**Exercise**
Repeat each record exactly as written, and drop any images.

━━ Records supplied ━━

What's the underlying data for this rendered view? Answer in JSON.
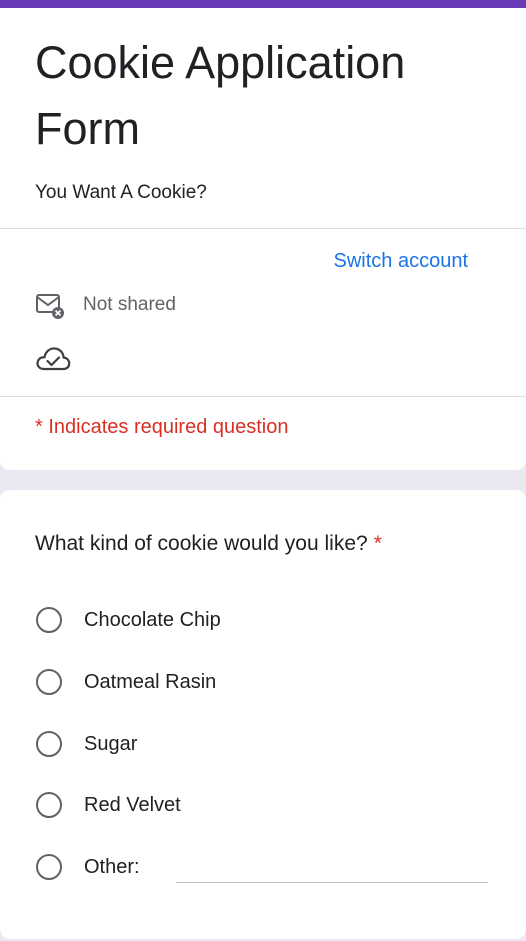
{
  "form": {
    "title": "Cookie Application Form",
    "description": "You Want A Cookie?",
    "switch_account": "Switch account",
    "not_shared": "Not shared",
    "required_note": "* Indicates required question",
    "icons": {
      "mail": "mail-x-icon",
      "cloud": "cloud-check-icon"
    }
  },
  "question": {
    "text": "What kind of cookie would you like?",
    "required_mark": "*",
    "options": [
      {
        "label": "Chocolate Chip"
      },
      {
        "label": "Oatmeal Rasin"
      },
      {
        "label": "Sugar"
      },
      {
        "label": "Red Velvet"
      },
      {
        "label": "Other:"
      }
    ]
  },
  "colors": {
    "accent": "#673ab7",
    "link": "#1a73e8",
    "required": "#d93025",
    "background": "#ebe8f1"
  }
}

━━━

**Answer**
What's the underlying data for this rendered view? Answer in JSON.
{
  "form": {
    "title": "Cookie Application Form",
    "description": "You Want A Cookie?",
    "switch_account": "Switch account",
    "not_shared": "Not shared",
    "required_note": "* Indicates required question",
    "icons": {
      "mail": "mail-x-icon",
      "cloud": "cloud-check-icon"
    }
  },
  "question": {
    "text": "What kind of cookie would you like?",
    "required_mark": "*",
    "options": [
      {
        "label": "Chocolate Chip"
      },
      {
        "label": "Oatmeal Rasin"
      },
      {
        "label": "Sugar"
      },
      {
        "label": "Red Velvet"
      },
      {
        "label": "Other:"
      }
    ]
  },
  "colors": {
    "accent": "#673ab7",
    "link": "#1a73e8",
    "required": "#d93025",
    "background": "#ebe8f1"
  }
}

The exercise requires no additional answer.